>>
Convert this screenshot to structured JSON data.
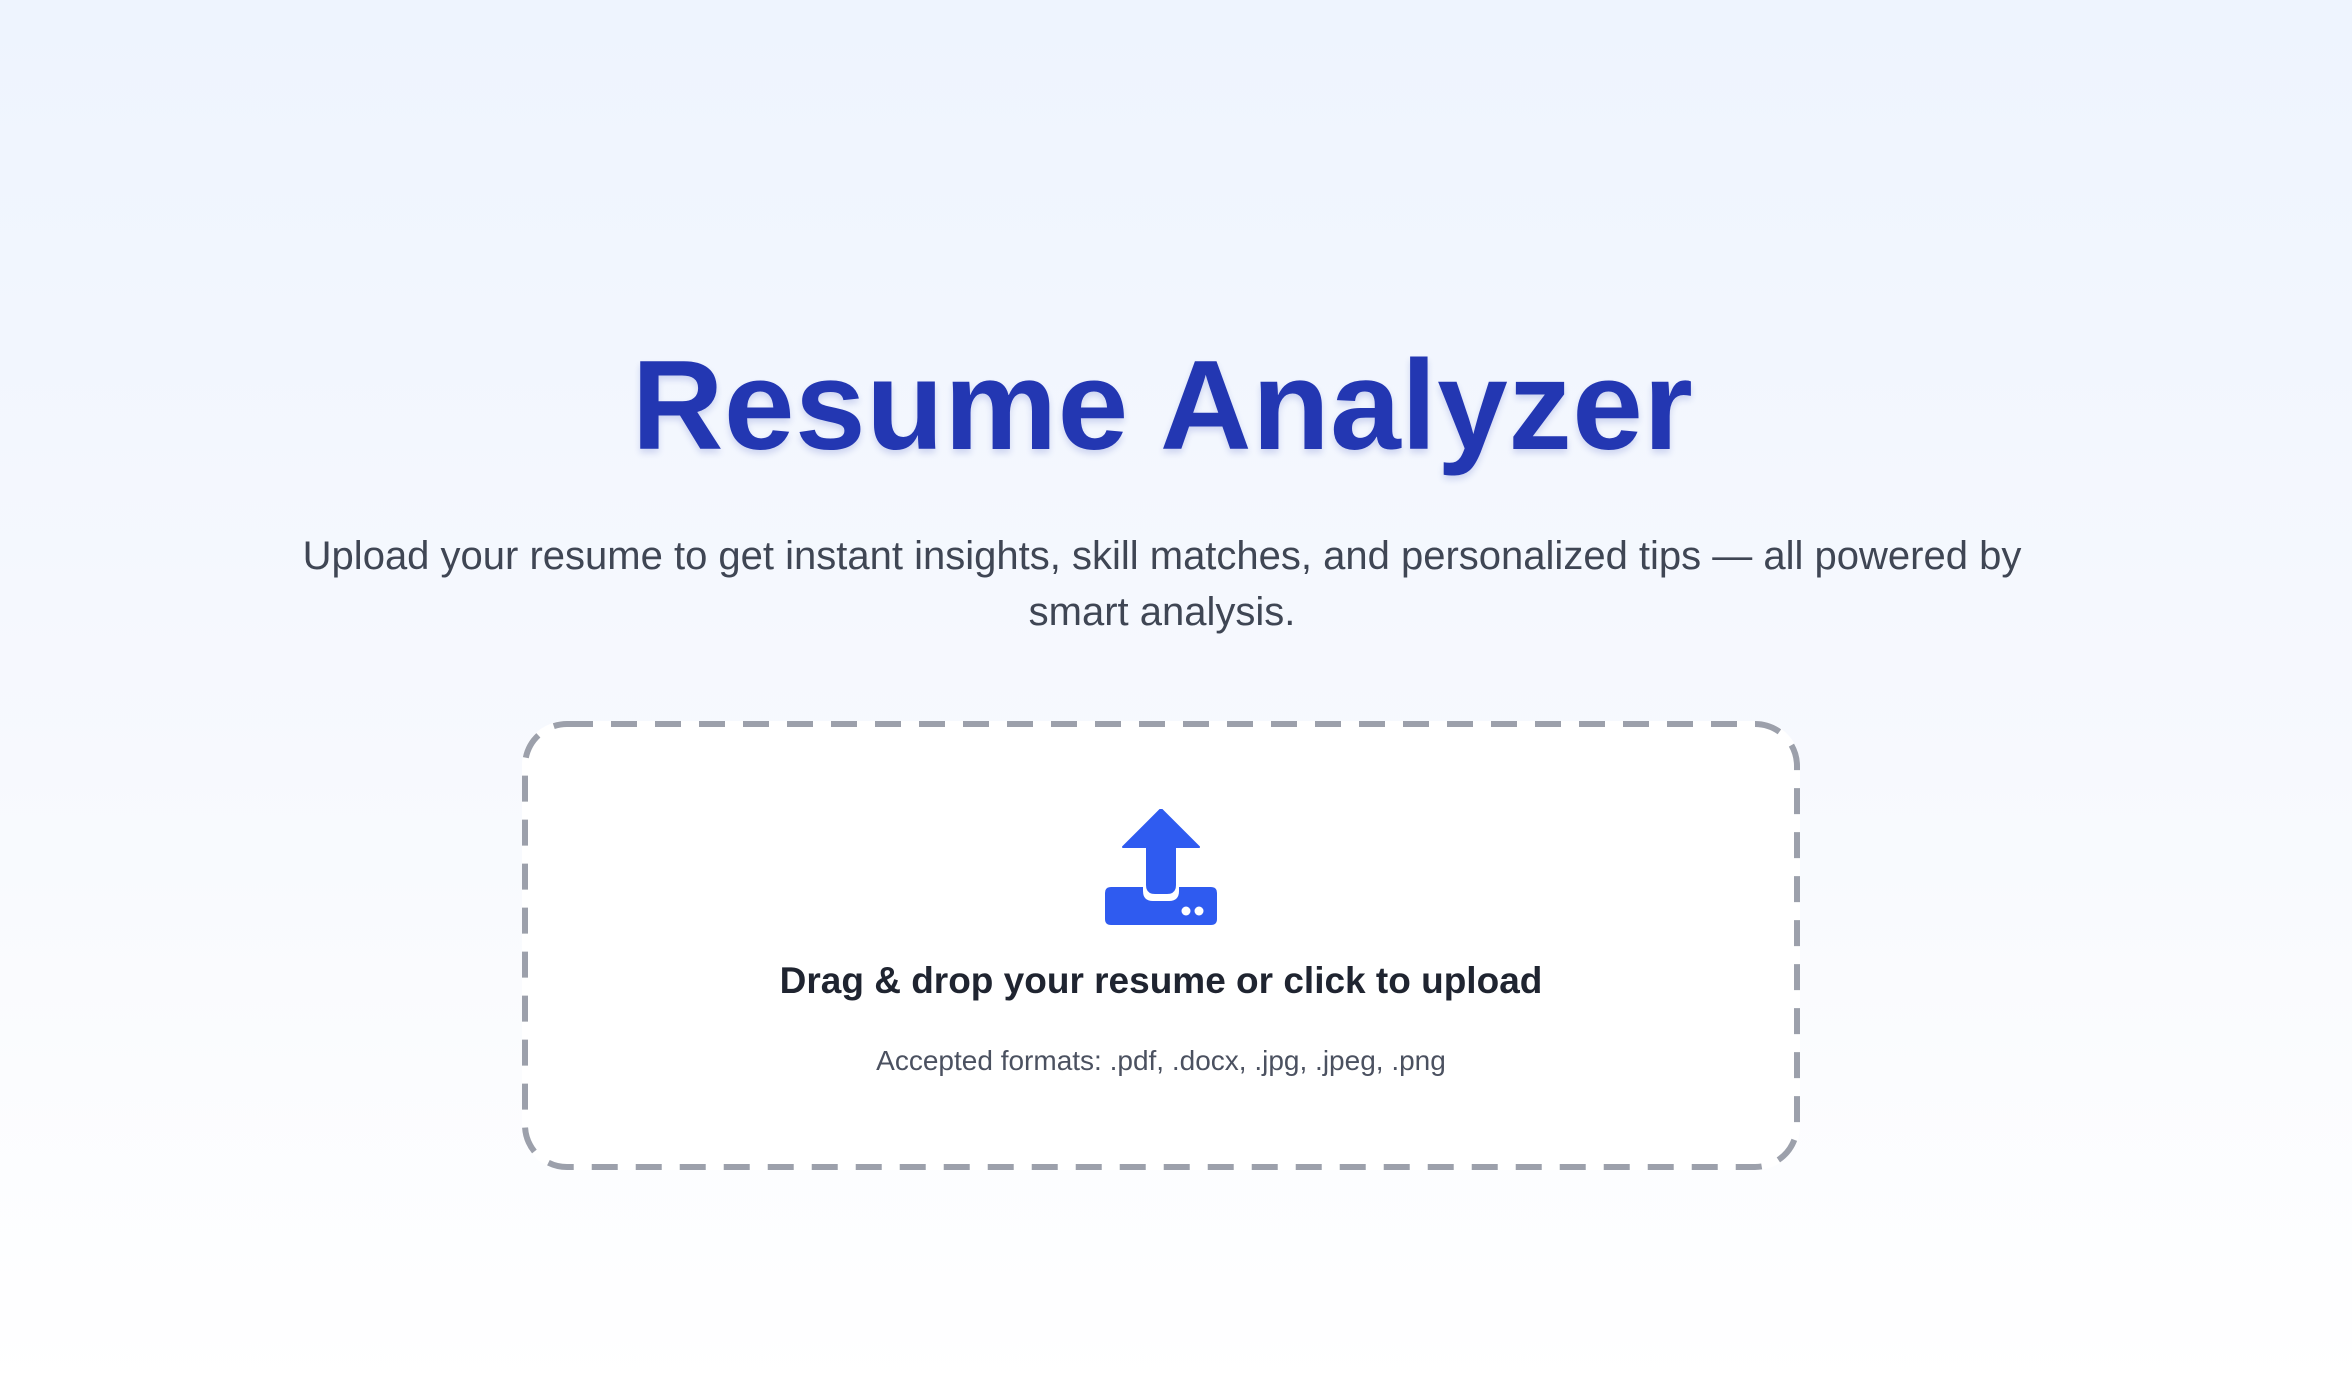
{
  "page": {
    "title": "Resume Analyzer",
    "subtitle": "Upload your resume to get instant insights, skill matches, and personalized tips — all powered by smart analysis."
  },
  "upload": {
    "icon": "upload-tray-icon",
    "prompt": "Drag & drop your resume or click to upload",
    "formats_text": "Accepted formats: .pdf, .docx, .jpg, .jpeg, .png",
    "accept": ".pdf,.docx,.jpg,.jpeg,.png"
  },
  "colors": {
    "title": "#2337b2",
    "accent": "#2f5bf0",
    "dash_border": "#9ca0ab",
    "subtitle_text": "#3f4654",
    "background_top": "#eef4fe"
  }
}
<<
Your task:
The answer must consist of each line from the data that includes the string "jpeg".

Result of this exercise:
    "formats_text": "Accepted formats: .pdf, .docx, .jpg, .jpeg, .png",
    "accept": ".pdf,.docx,.jpg,.jpeg,.png"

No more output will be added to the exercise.